As we were leaving the Mojave Desert it started to sprinkle. Naturally the conversation turned to flowers and the endangered desert tortoises as both need rain to be seen, and we want to see both.
By the time we arrived at Joshua Tree the rain was a steady soaker. Roads were wet, puddles were forming (those lovely tortoise-attracting-puddles), and the flood warning signs were beginning to make sense as the arroyos were already showing signs of wash.
It rained off and on all night, as we cozily nestled into Thistle's cocoon. No camp fire tonight. Actually, not many campfires on this entire trip, so far. It has been too cold, too wet, too windy -- you know, too much like winter -- too much of the time.

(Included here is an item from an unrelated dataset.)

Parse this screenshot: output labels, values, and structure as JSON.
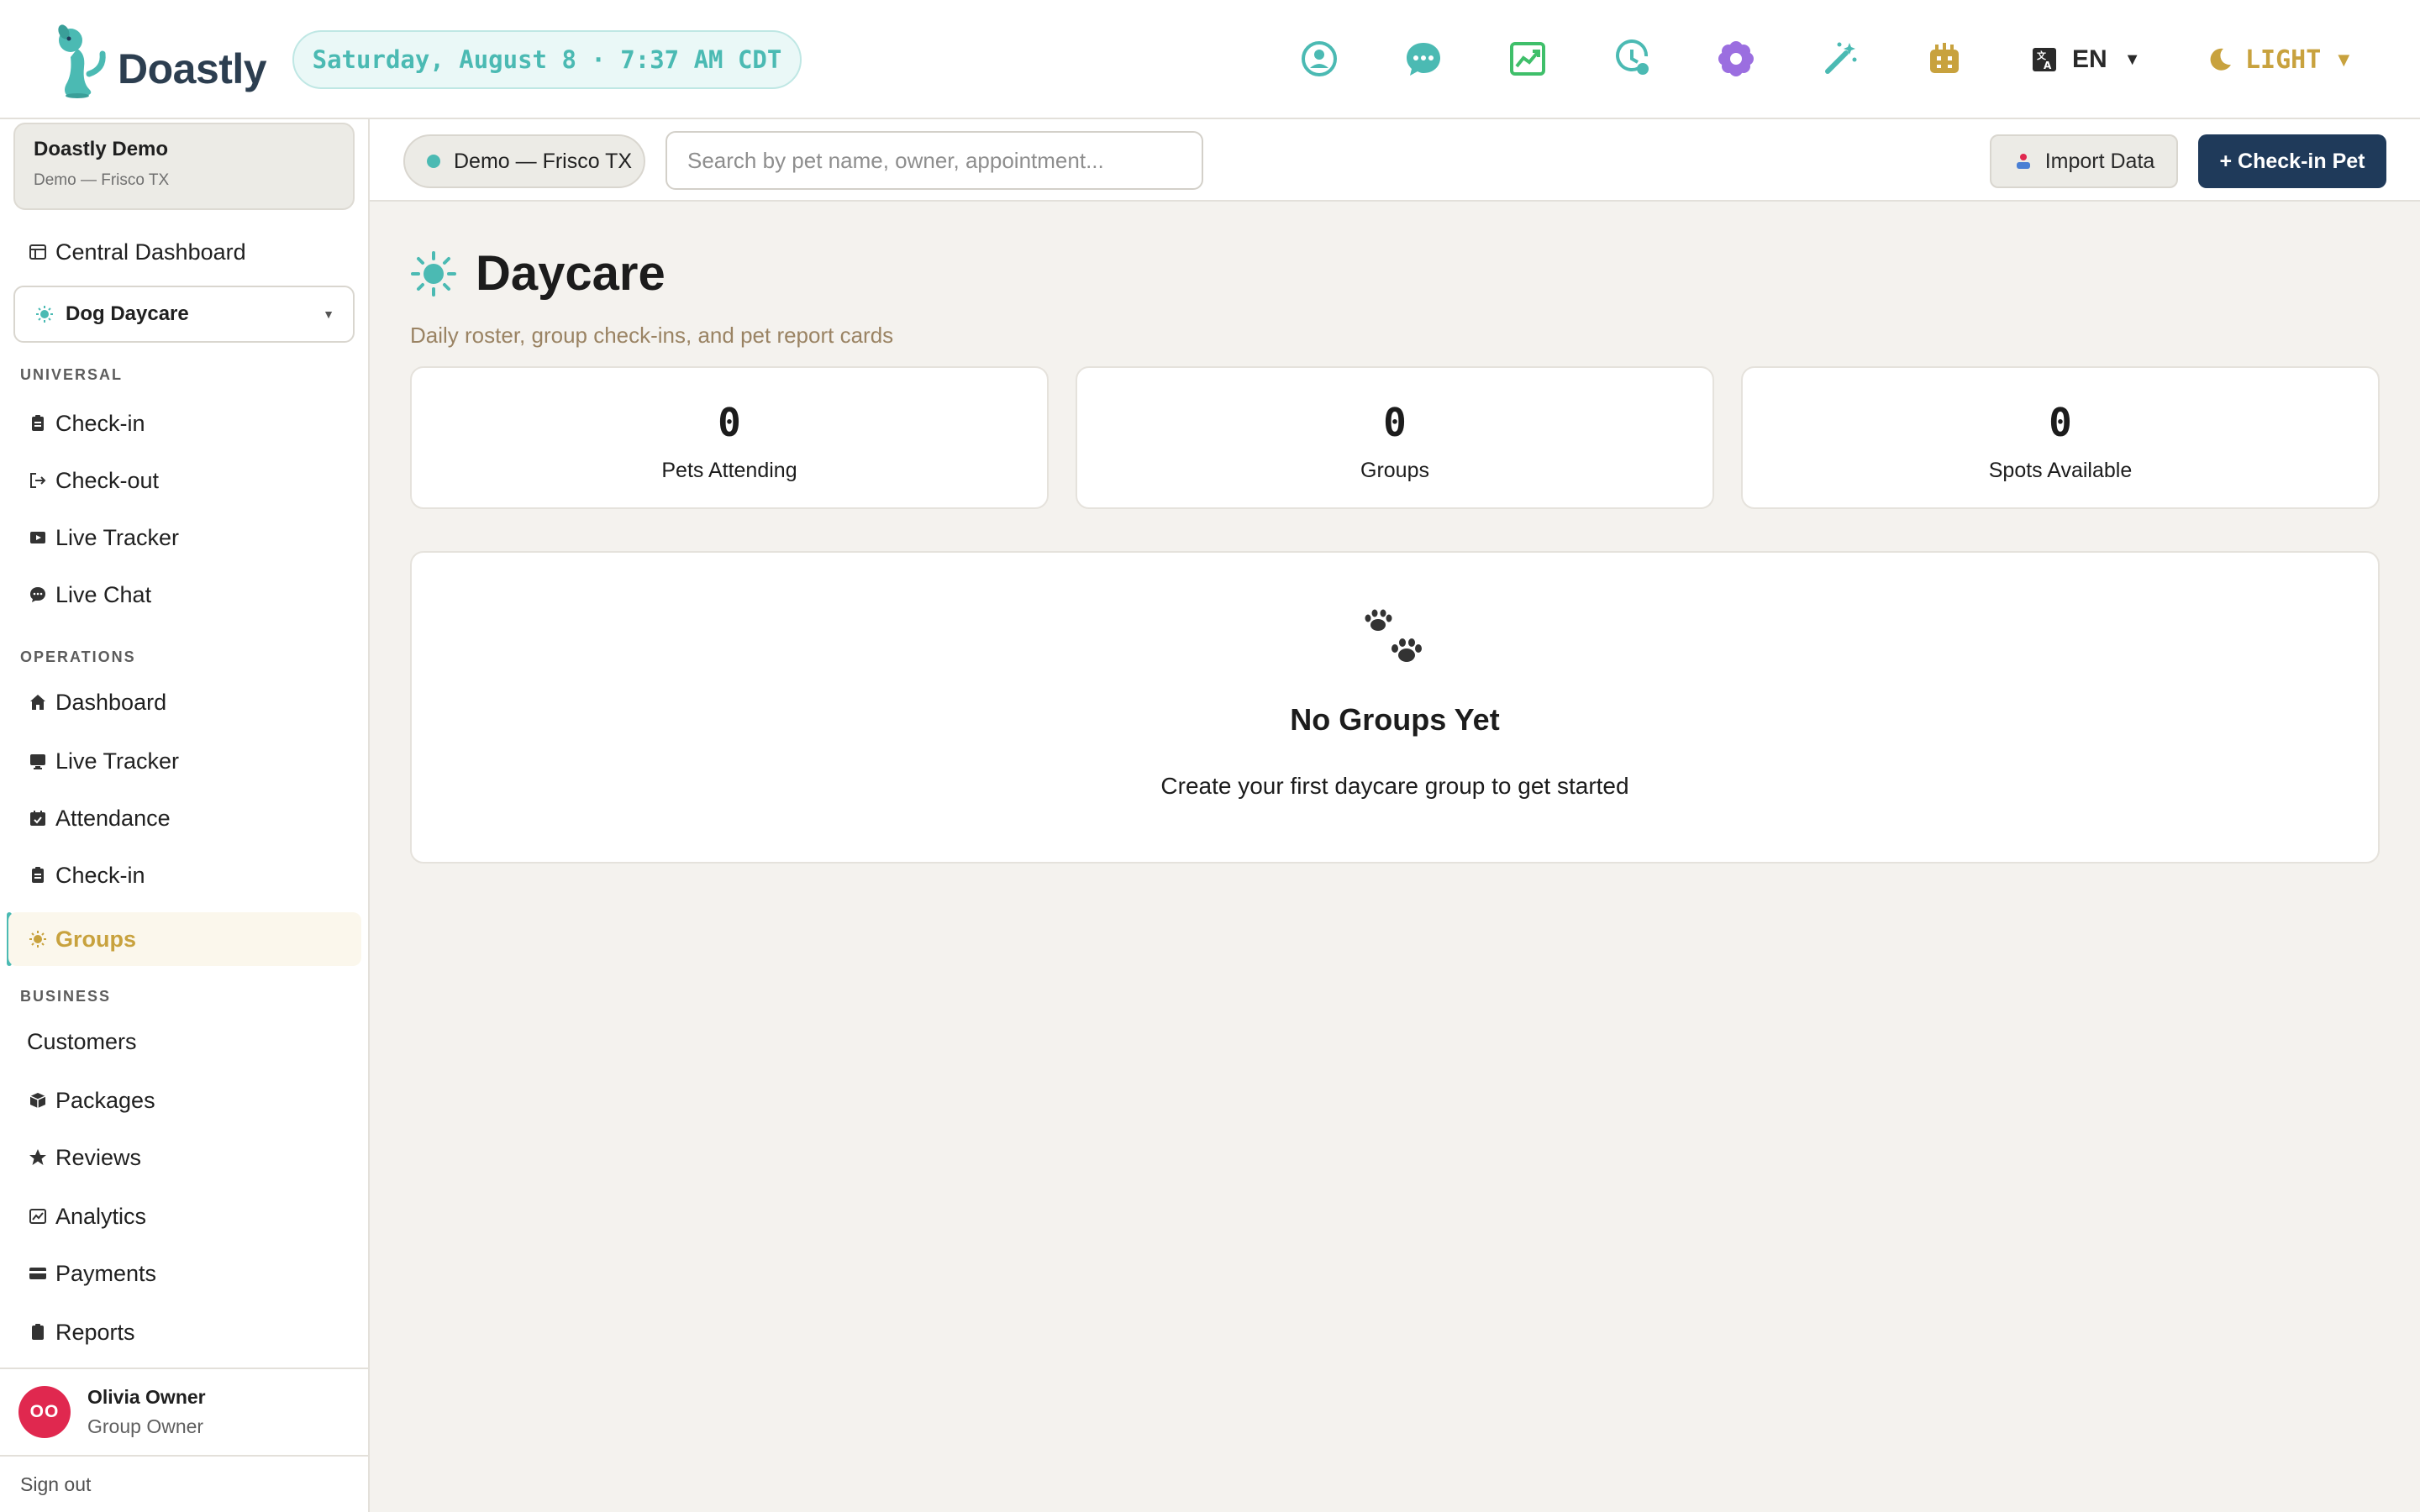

This is my fourth trip to Joshua Tree, and each time I am struck silent with wonder. The majestic splendor does not fade, it might, in fact, increase. If this view, from which I can't lift my gaze, were of another human being, I'd be asked to stop staring.
"There are some places so beautiful they can make a grown man break down and weep."
- Edward Abbey, The Monkey Wrench Gang